### Staff: Mentor

Feynman's talking in general, saying that things simultaneous in one frame are not simultaneous in another.

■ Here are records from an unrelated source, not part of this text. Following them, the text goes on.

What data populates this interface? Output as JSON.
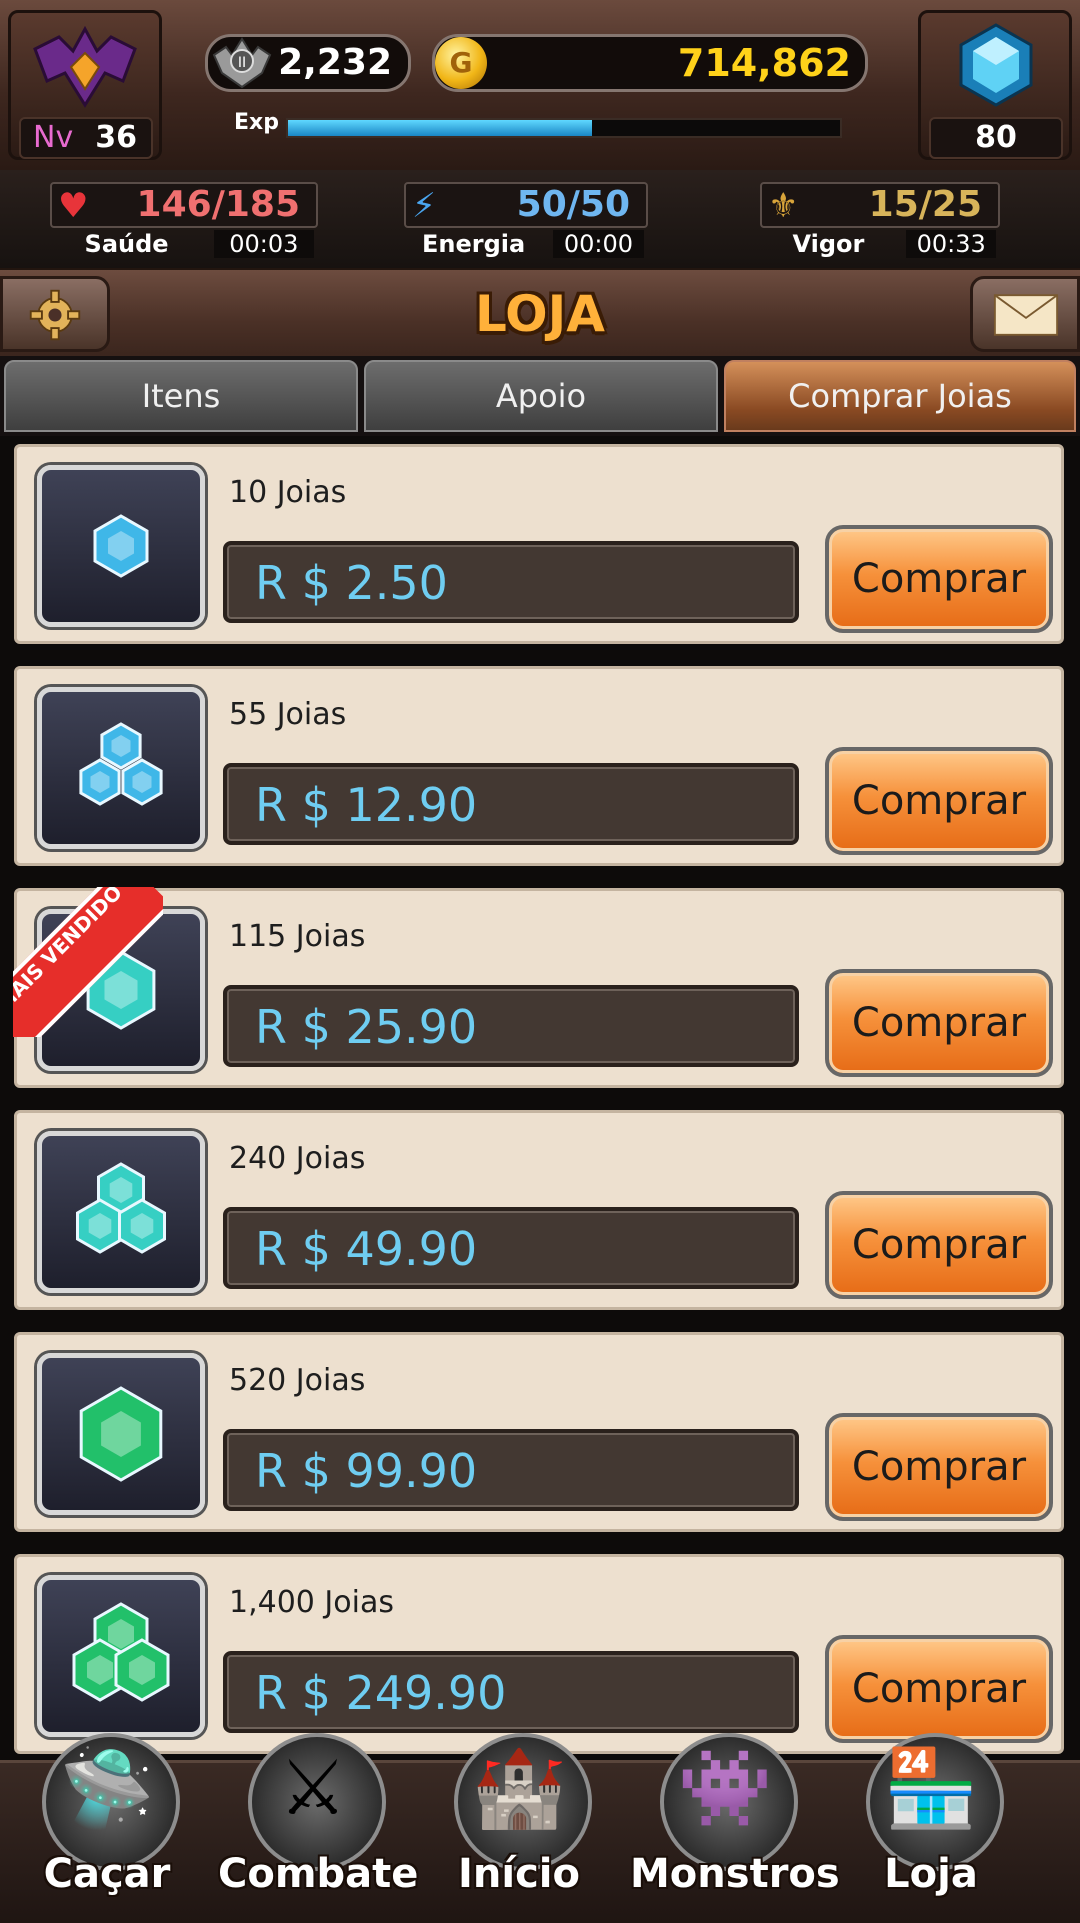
{
  "header": {
    "level_label": "Nv",
    "level": "36",
    "rank_value": "2,232",
    "gold_value": "714,862",
    "exp_label": "Exp",
    "exp_progress_percent": 55,
    "gems": "80"
  },
  "stats": [
    {
      "label": "Saúde",
      "value": "146/185",
      "timer": "00:03",
      "icon": "heart-icon",
      "color": "#f06c6c"
    },
    {
      "label": "Energia",
      "value": "50/50",
      "timer": "00:00",
      "icon": "energy-icon",
      "color": "#6fb6f0"
    },
    {
      "label": "Vigor",
      "value": "15/25",
      "timer": "00:33",
      "icon": "vigor-icon",
      "color": "#d8b45a"
    }
  ],
  "title": "LOJA",
  "tabs": [
    {
      "label": "Itens",
      "active": false
    },
    {
      "label": "Apoio",
      "active": false
    },
    {
      "label": "Comprar Joias",
      "active": true
    }
  ],
  "offers": [
    {
      "qty": "10 Joias",
      "price": "R $  2.50",
      "button": "Comprar",
      "gem_color": "#3fb7e8",
      "gem_count": 1
    },
    {
      "qty": "55 Joias",
      "price": "R $  12.90",
      "button": "Comprar",
      "gem_color": "#3fb7e8",
      "gem_count": 3
    },
    {
      "qty": "115 Joias",
      "price": "R $  25.90",
      "button": "Comprar",
      "gem_color": "#36cfc3",
      "gem_count": 1,
      "badge": "MAIS VENDIDO"
    },
    {
      "qty": "240 Joias",
      "price": "R $  49.90",
      "button": "Comprar",
      "gem_color": "#36cfc3",
      "gem_count": 3
    },
    {
      "qty": "520 Joias",
      "price": "R $  99.90",
      "button": "Comprar",
      "gem_color": "#22c06a",
      "gem_count": 1
    },
    {
      "qty": "1,400 Joias",
      "price": "R $  249.90",
      "button": "Comprar",
      "gem_color": "#22c06a",
      "gem_count": 3
    }
  ],
  "nav": [
    {
      "label": "Caçar",
      "icon": "hunt-icon",
      "glyph": "🛸"
    },
    {
      "label": "Combate",
      "icon": "combat-icon",
      "glyph": "⚔"
    },
    {
      "label": "Início",
      "icon": "castle-icon",
      "glyph": "🏰"
    },
    {
      "label": "Monstros",
      "icon": "monster-icon",
      "glyph": "👾"
    },
    {
      "label": "Loja",
      "icon": "shop-icon",
      "glyph": "🏪"
    }
  ]
}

Doesn't matter whether its S' or S.

(I'll admit that it's confusing to follow up that first statement about events simultaneous in S' with a formula based on events simultaneous in S!)

7. Jun 7, 2017

### Karol

Thank you very much Doc Al